your guess was right or wrong.
Variables in Experiments
Any time we perform a test or experiment to find the answer to our questions, we
need to think about what information we are going to get from it.
The conditions of your experiment will involve things called variables – these are
things that can vary, or change; variables can be things like durations of time,
distance traveled, or number of successful attempts at a task.
There are 3 types of variables that experiments deal with:
Independent Variables – information that you change during the experiment, to see
what kind of change or difference that it makes
Dependent Variables - information about the thing that changes because of the
independent variable
Control Variables - information that does not change during the experiment, to
make sure only the independent variables are making a difference to the result
Types of Data
When getting our information, there are two basic types of data we can talk about:
Quantitative data, which is information that can be counted, shown in numbers, or
measured using a tool (like a ruler, thermometer, or clock/timer)
***(For quantitative, think "quantity" because it can be counted or measured)
***(It can answer a "how many", "how much", or "how often")
Examples: The ball was thrown 20 feet

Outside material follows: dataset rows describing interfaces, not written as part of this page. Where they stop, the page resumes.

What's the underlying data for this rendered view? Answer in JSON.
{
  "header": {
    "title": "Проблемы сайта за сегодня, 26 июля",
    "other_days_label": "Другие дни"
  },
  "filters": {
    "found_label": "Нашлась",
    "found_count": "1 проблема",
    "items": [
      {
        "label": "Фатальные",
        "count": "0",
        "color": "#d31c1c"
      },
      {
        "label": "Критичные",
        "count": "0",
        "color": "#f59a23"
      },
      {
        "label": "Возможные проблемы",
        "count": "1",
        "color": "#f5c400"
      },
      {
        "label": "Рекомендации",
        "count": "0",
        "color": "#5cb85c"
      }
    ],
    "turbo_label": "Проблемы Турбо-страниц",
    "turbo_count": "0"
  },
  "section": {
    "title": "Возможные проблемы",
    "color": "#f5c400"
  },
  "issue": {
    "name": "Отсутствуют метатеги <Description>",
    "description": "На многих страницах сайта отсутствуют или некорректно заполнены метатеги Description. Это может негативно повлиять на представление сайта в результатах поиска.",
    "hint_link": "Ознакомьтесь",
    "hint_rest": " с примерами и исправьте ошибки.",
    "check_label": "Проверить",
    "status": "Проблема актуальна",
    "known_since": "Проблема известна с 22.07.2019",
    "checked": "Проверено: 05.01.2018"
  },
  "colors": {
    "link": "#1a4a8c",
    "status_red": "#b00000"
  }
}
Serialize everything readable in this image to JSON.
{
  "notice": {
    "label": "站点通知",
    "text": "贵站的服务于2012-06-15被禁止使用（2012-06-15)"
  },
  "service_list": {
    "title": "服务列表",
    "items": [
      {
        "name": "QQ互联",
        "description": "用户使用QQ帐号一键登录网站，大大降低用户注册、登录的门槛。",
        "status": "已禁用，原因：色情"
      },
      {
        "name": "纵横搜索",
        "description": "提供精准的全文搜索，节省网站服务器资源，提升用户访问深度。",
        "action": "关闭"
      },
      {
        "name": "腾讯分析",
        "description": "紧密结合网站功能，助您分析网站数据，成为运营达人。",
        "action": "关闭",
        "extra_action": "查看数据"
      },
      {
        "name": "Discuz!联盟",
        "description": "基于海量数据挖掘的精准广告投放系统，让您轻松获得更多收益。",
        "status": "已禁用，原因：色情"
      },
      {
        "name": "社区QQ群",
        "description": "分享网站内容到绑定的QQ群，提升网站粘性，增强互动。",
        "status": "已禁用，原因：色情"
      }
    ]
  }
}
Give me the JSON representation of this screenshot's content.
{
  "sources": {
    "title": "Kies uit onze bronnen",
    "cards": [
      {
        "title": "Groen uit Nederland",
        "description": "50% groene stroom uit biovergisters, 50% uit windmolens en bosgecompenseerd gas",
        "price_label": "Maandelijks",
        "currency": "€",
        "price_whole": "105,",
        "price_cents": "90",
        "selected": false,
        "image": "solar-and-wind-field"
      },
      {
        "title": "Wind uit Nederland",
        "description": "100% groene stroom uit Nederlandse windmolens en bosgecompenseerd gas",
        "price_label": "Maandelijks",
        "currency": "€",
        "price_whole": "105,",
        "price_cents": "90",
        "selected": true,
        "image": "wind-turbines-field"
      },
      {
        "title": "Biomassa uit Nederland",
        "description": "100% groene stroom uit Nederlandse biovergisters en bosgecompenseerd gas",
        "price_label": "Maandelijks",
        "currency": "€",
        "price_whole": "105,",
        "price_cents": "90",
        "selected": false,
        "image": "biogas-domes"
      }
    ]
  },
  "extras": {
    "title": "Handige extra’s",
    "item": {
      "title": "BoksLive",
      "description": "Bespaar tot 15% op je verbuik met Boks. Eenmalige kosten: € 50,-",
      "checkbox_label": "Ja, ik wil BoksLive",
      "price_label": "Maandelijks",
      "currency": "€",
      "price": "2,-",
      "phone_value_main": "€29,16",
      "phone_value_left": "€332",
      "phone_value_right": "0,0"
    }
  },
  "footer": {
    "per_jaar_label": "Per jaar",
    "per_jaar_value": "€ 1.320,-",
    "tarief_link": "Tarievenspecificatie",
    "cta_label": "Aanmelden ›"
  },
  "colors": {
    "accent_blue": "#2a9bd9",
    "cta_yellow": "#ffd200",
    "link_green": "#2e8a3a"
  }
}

The water rose in temperature by 10 degrees Fahrenheit
It took 8 seconds for the coin to fall down from the roof.
Types of Data
Qualitative data is information that is usually written out as a description, and does
not usually involve numbers or measurements
Examples: The fresh bread filled the store with a great smell.
The man had blond hair and wore a red hat.
Because this type of data is usually opinions or experiences, it's not as important as
quantitative data, unless it directly addresses a variable in the experiment/test.
Analyze Data
After the experiment, what does your result tell you? Was your guess right or
If it was right, do you think you can make your guess any more specific and check
again? (Doing this over and over is one way a hypothesis can become a theory)
If it was wrong, how can you change your guess to keep trying to figure out the
answer to your question?
Report Conclusion (Share What You Found)
Once you've completed all your experiments/tests, and looked at the results, what
have you found? Was your original guess right, or did you need to change it?
If your guess was right, can you add anything to that guess and test it again to make
your hypothesis stronger?
If your guess was wrong, can you tell what was wrong so you can change your
guess and try again?